DATA EXTRACT:
━━━━
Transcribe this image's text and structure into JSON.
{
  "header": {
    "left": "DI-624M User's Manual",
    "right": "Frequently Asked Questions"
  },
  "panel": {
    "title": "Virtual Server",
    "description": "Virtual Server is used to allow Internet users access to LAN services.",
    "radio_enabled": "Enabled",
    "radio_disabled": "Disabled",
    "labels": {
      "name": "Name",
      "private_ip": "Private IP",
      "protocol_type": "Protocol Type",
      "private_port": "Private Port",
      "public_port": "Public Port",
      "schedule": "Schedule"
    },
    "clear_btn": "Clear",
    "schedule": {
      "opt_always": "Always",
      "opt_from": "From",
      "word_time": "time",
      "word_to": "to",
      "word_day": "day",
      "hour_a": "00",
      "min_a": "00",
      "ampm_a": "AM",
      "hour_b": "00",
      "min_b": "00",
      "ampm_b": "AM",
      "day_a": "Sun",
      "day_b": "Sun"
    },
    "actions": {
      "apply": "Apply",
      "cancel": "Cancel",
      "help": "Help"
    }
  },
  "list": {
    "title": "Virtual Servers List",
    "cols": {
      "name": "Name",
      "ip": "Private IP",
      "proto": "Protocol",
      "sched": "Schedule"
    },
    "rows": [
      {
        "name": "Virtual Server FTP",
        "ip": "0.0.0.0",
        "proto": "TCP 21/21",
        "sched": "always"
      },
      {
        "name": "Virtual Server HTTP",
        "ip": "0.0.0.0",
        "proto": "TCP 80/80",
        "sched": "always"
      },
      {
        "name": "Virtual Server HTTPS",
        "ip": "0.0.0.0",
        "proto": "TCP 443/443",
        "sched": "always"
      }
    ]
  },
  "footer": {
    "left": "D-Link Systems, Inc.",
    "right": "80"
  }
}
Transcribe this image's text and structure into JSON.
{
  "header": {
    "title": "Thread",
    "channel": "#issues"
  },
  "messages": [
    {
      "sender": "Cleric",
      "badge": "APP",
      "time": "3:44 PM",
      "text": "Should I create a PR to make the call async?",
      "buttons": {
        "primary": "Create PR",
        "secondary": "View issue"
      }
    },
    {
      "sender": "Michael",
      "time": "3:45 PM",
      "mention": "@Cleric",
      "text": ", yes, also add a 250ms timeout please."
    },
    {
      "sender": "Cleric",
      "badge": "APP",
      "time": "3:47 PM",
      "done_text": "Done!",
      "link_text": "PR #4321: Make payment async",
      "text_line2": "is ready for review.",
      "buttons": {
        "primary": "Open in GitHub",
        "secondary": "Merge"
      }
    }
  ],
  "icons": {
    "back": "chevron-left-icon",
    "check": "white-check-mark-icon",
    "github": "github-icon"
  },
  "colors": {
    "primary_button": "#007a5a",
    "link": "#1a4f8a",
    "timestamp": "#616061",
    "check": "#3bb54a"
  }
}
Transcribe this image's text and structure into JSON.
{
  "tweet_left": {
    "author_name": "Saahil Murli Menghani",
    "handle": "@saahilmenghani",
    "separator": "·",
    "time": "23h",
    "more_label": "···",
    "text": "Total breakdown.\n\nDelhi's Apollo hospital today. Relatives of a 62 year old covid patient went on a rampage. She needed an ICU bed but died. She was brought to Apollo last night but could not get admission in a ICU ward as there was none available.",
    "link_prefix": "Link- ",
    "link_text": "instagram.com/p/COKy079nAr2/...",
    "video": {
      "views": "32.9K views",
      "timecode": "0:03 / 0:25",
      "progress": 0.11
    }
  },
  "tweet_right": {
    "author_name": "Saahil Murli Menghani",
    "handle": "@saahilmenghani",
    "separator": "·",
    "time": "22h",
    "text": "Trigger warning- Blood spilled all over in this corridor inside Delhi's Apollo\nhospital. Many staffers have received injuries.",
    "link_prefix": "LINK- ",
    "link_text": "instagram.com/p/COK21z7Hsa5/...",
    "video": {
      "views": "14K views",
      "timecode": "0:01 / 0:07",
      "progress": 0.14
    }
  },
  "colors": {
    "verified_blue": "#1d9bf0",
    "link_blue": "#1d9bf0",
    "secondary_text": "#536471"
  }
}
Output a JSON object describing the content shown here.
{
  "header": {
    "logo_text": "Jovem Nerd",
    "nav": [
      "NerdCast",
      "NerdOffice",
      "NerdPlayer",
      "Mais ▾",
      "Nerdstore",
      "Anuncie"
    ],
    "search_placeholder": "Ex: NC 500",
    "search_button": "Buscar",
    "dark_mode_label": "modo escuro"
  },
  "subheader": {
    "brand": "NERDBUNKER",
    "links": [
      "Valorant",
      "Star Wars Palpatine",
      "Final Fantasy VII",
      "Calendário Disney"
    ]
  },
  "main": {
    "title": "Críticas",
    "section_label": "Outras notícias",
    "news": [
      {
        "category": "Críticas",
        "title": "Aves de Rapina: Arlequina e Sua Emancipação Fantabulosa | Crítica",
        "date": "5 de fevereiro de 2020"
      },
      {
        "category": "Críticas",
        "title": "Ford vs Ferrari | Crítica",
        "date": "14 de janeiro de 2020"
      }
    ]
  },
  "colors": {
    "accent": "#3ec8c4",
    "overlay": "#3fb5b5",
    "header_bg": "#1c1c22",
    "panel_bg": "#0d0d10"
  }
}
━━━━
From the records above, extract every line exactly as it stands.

Transcribe this image's text and structure into JSON.
{
  "header": {
    "left": "DI-624M User's Manual",
    "right": "Frequently Asked Questions"
  },
  "panel": {
    "title": "Virtual Server",
    "description": "Virtual Server is used to allow Internet users access to LAN services.",
    "radio_enabled": "Enabled",
    "radio_disabled": "Disabled",
    "labels": {
      "name": "Name",
      "private_ip": "Private IP",
      "protocol_type": "Protocol Type",
      "private_port": "Private Port",
      "public_port": "Public Port",
      "schedule": "Schedule"
    },
    "clear_btn": "Clear",
    "schedule": {
      "opt_always": "Always",
      "opt_from": "From",
      "word_time": "time",
      "word_to": "to",
      "word_day": "day",
      "hour_a": "00",
      "min_a": "00",
      "ampm_a": "AM",
      "hour_b": "00",
      "min_b": "00",
      "ampm_b": "AM",
      "day_a": "Sun",
      "day_b": "Sun"
    },
    "actions": {
      "apply": "Apply",
      "cancel": "Cancel",
      "help": "Help"
    }
  },
  "list": {
    "title": "Virtual Servers List",
    "cols": {
      "name": "Name",
      "ip": "Private IP",
      "proto": "Protocol",
      "sched": "Schedule"
    },
    "rows": [
      {
        "name": "Virtual Server FTP",
        "ip": "0.0.0.0",
        "proto": "TCP 21/21",
        "sched": "always"
      },
      {
        "name": "Virtual Server HTTP",
        "ip": "0.0.0.0",
        "proto": "TCP 80/80",
        "sched": "always"
      },
      {
        "name": "Virtual Server HTTPS",
        "ip": "0.0.0.0",
        "proto": "TCP 443/443",
        "sched": "always"
      }
    ]
  },
  "footer": {
    "left": "D-Link Systems, Inc.",
    "right": "80"
  }
}
Transcribe this image's text and structure into JSON.
{
  "header": {
    "title": "Thread",
    "channel": "#issues"
  },
  "messages": [
    {
      "sender": "Cleric",
      "badge": "APP",
      "time": "3:44 PM",
      "text": "Should I create a PR to make the call async?",
      "buttons": {
        "primary": "Create PR",
        "secondary": "View issue"
      }
    },
    {
      "sender": "Michael",
      "time": "3:45 PM",
      "mention": "@Cleric",
      "text": ", yes, also add a 250ms timeout please."
    },
    {
      "sender": "Cleric",
      "badge": "APP",
      "time": "3:47 PM",
      "done_text": "Done!",
      "link_text": "PR #4321: Make payment async",
      "text_line2": "is ready for review.",
      "buttons": {
        "primary": "Open in GitHub",
        "secondary": "Merge"
      }
    }
  ],
  "icons": {
    "back": "chevron-left-icon",
    "check": "white-check-mark-icon",
    "github": "github-icon"
  },
  "colors": {
    "primary_button": "#007a5a",
    "link": "#1a4f8a",
    "timestamp": "#616061",
    "check": "#3bb54a"
  }
}
Transcribe this image's text and structure into JSON.
{
  "tweet_left": {
    "author_name": "Saahil Murli Menghani",
    "handle": "@saahilmenghani",
    "separator": "·",
    "time": "23h",
    "more_label": "···",
    "text": "Total breakdown.\n\nDelhi's Apollo hospital today. Relatives of a 62 year old covid patient went on a rampage. She needed an ICU bed but died. She was brought to Apollo last night but could not get admission in a ICU ward as there was none available.",
    "link_prefix": "Link- ",
    "link_text": "instagram.com/p/COKy079nAr2/...",
    "video": {
      "views": "32.9K views",
      "timecode": "0:03 / 0:25",
      "progress": 0.11
    }
  },
  "tweet_right": {
    "author_name": "Saahil Murli Menghani",
    "handle": "@saahilmenghani",
    "separator": "·",
    "time": "22h",
    "text": "Trigger warning- Blood spilled all over in this corridor inside Delhi's Apollo\nhospital. Many staffers have received injuries.",
    "link_prefix": "LINK- ",
    "link_text": "instagram.com/p/COK21z7Hsa5/...",
    "video": {
      "views": "14K views",
      "timecode": "0:01 / 0:07",
      "progress": 0.14
    }
  },
  "colors": {
    "verified_blue": "#1d9bf0",
    "link_blue": "#1d9bf0",
    "secondary_text": "#536471"
  }
}
Output a JSON object describing the content shown here.
{
  "header": {
    "logo_text": "Jovem Nerd",
    "nav": [
      "NerdCast",
      "NerdOffice",
      "NerdPlayer",
      "Mais ▾",
      "Nerdstore",
      "Anuncie"
    ],
    "search_placeholder": "Ex: NC 500",
    "search_button": "Buscar",
    "dark_mode_label": "modo escuro"
  },
  "subheader": {
    "brand": "NERDBUNKER",
    "links": [
      "Valorant",
      "Star Wars Palpatine",
      "Final Fantasy VII",
      "Calendário Disney"
    ]
  },
  "main": {
    "title": "Críticas",
    "section_label": "Outras notícias",
    "news": [
      {
        "category": "Críticas",
        "title": "Aves de Rapina: Arlequina e Sua Emancipação Fantabulosa | Crítica",
        "date": "5 de fevereiro de 2020"
      },
      {
        "category": "Críticas",
        "title": "Ford vs Ferrari | Crítica",
        "date": "14 de janeiro de 2020"
      }
    ]
  },
  "colors": {
    "accent": "#3ec8c4",
    "overlay": "#3fb5b5",
    "header_bg": "#1c1c22",
    "panel_bg": "#0d0d10"
  }
}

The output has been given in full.